After filing an objection to the National Football League (NFL) concussion settlement, the family of former Bears safety, Dave Duerson rejected the deal. Players have until midnight tonight to opt out of the proposed settlement between the NFL and roughly 5,000 ex-players who claim the NFL kept the dangers of head injuries hidden.
In February 2011, 50-year-old Duerson committed suicide by a self-inflicted gunshot wound to the chest. An examination showed he had Chronic Traumatic Encephalopathy (CTE). According to Boston University, this generative brain disease is typically associated with repetitive brain trauma to include symptomatic concussions and asymptomatic sub-concussive blows to the head.

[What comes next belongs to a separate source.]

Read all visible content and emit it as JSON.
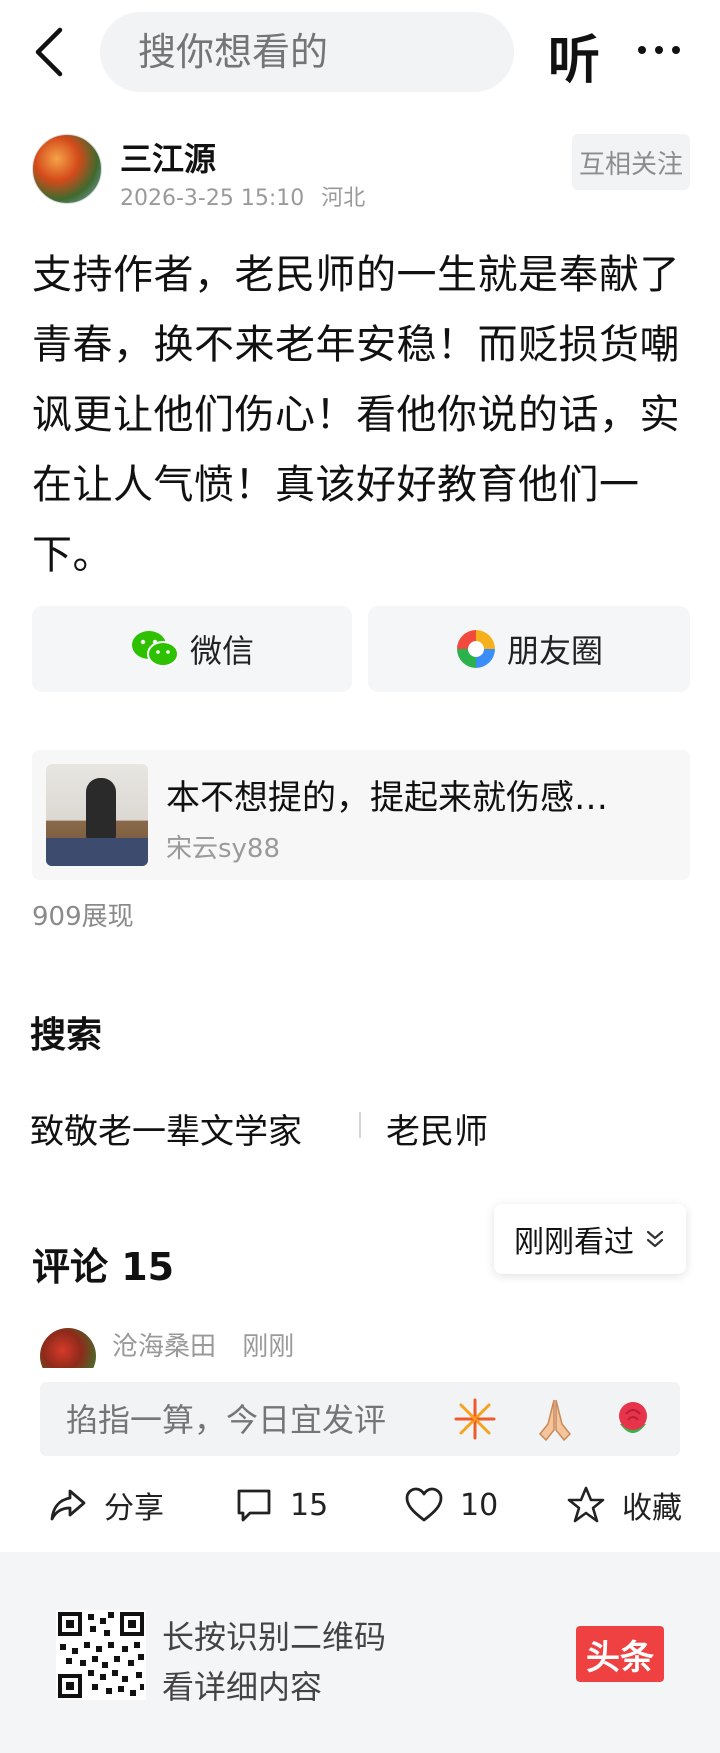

Just this past month, the same settlement was rejected by the family of former linebacker Junior Seau. In a formal statement, the family said they will move forward with an official lawsuit against the organization.
The family of Duerson feels the deal being offered by the NFL is unjust since it places limitations on payouts to people with CTE. According to Bill Gibbs, attorney with Corboy & Demetrio who serves as legal counsel for the family, Duerson did not commit suicide so that CTE would be forever eliminated from the NFL’s lexicon. He added that the settlement proposed to the Duerson family insults the player’s legacy.
Nine additional former players have attorneys who agree that the NFL concussion deal excludes families who suffer the ramifications of CTE by not compensating players with a firm diagnosis of the disease after the July 7 date.
Interestingly, the July 7 date is the same agreed to by the NFL and former players for a proposed $765 million settlement on claims and an agreement preliminarily approved by US District Judge Anita Brody.
By November 3, a court administrator will announce the number of ex-players who opted out of the deal. In addition, former players with concerns pertaining to the settlement agreement have the option to attend a November 19 fairness hearing.